Your assignment: Each record is to be printed exactly as given, down to the last mark.
*** Record excerpts ***
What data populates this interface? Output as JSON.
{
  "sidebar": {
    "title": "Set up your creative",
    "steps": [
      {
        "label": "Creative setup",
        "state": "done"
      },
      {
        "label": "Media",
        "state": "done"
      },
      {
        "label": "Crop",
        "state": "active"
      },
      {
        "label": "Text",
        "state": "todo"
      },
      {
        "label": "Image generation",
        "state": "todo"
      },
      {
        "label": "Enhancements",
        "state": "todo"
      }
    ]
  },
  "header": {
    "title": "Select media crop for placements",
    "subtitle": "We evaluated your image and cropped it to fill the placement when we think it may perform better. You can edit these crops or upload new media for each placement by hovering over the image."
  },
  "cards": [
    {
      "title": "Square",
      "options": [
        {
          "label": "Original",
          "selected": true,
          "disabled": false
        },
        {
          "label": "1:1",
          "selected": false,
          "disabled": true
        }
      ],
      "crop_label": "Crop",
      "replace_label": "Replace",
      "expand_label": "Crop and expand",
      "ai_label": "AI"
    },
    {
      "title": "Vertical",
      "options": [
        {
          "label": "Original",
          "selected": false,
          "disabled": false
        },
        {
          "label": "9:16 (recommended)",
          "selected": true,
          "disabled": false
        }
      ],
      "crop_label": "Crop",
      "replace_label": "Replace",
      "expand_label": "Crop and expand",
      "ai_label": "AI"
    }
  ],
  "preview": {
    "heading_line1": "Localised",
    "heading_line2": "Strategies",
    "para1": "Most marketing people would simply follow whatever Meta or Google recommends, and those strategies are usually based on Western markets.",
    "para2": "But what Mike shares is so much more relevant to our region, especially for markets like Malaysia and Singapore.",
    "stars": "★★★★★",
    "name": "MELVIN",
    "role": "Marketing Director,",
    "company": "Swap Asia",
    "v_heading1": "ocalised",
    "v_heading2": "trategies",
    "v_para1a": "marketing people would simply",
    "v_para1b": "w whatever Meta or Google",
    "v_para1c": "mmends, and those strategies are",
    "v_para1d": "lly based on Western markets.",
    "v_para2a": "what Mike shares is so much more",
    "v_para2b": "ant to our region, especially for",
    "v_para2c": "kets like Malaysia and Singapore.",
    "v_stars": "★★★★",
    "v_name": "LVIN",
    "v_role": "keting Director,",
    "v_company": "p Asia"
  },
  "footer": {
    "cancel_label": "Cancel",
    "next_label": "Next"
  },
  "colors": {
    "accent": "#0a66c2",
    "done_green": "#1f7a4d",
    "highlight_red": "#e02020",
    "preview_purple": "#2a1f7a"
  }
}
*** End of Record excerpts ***
Final answer:
What data populates this interface? Output as JSON.
{
  "sidebar": {
    "title": "Set up your creative",
    "steps": [
      {
        "label": "Creative setup",
        "state": "done"
      },
      {
        "label": "Media",
        "state": "done"
      },
      {
        "label": "Crop",
        "state": "active"
      },
      {
        "label": "Text",
        "state": "todo"
      },
      {
        "label": "Image generation",
        "state": "todo"
      },
      {
        "label": "Enhancements",
        "state": "todo"
      }
    ]
  },
  "header": {
    "title": "Select media crop for placements",
    "subtitle": "We evaluated your image and cropped it to fill the placement when we think it may perform better. You can edit these crops or upload new media for each placement by hovering over the image."
  },
  "cards": [
    {
      "title": "Square",
      "options": [
        {
          "label": "Original",
          "selected": true,
          "disabled": false
        },
        {
          "label": "1:1",
          "selected": false,
          "disabled": true
        }
      ],
      "crop_label": "Crop",
      "replace_label": "Replace",
      "expand_label": "Crop and expand",
      "ai_label": "AI"
    },
    {
      "title": "Vertical",
      "options": [
        {
          "label": "Original",
          "selected": false,
          "disabled": false
        },
        {
          "label": "9:16 (recommended)",
          "selected": true,
          "disabled": false
        }
      ],
      "crop_label": "Crop",
      "replace_label": "Replace",
      "expand_label": "Crop and expand",
      "ai_label": "AI"
    }
  ],
  "preview": {
    "heading_line1": "Localised",
    "heading_line2": "Strategies",
    "para1": "Most marketing people would simply follow whatever Meta or Google recommends, and those strategies are usually based on Western markets.",
    "para2": "But what Mike shares is so much more relevant to our region, especially for markets like Malaysia and Singapore.",
    "stars": "★★★★★",
    "name": "MELVIN",
    "role": "Marketing Director,",
    "company": "Swap Asia",
    "v_heading1": "ocalised",
    "v_heading2": "trategies",
    "v_para1a": "marketing people would simply",
    "v_para1b": "w whatever Meta or Google",
    "v_para1c": "mmends, and those strategies are",
    "v_para1d": "lly based on Western markets.",
    "v_para2a": "what Mike shares is so much more",
    "v_para2b": "ant to our region, especially for",
    "v_para2c": "kets like Malaysia and Singapore.",
    "v_stars": "★★★★",
    "v_name": "LVIN",
    "v_role": "keting Director,",
    "v_company": "p Asia"
  },
  "footer": {
    "cancel_label": "Cancel",
    "next_label": "Next"
  },
  "colors": {
    "accent": "#0a66c2",
    "done_green": "#1f7a4d",
    "highlight_red": "#e02020",
    "preview_purple": "#2a1f7a"
  }
}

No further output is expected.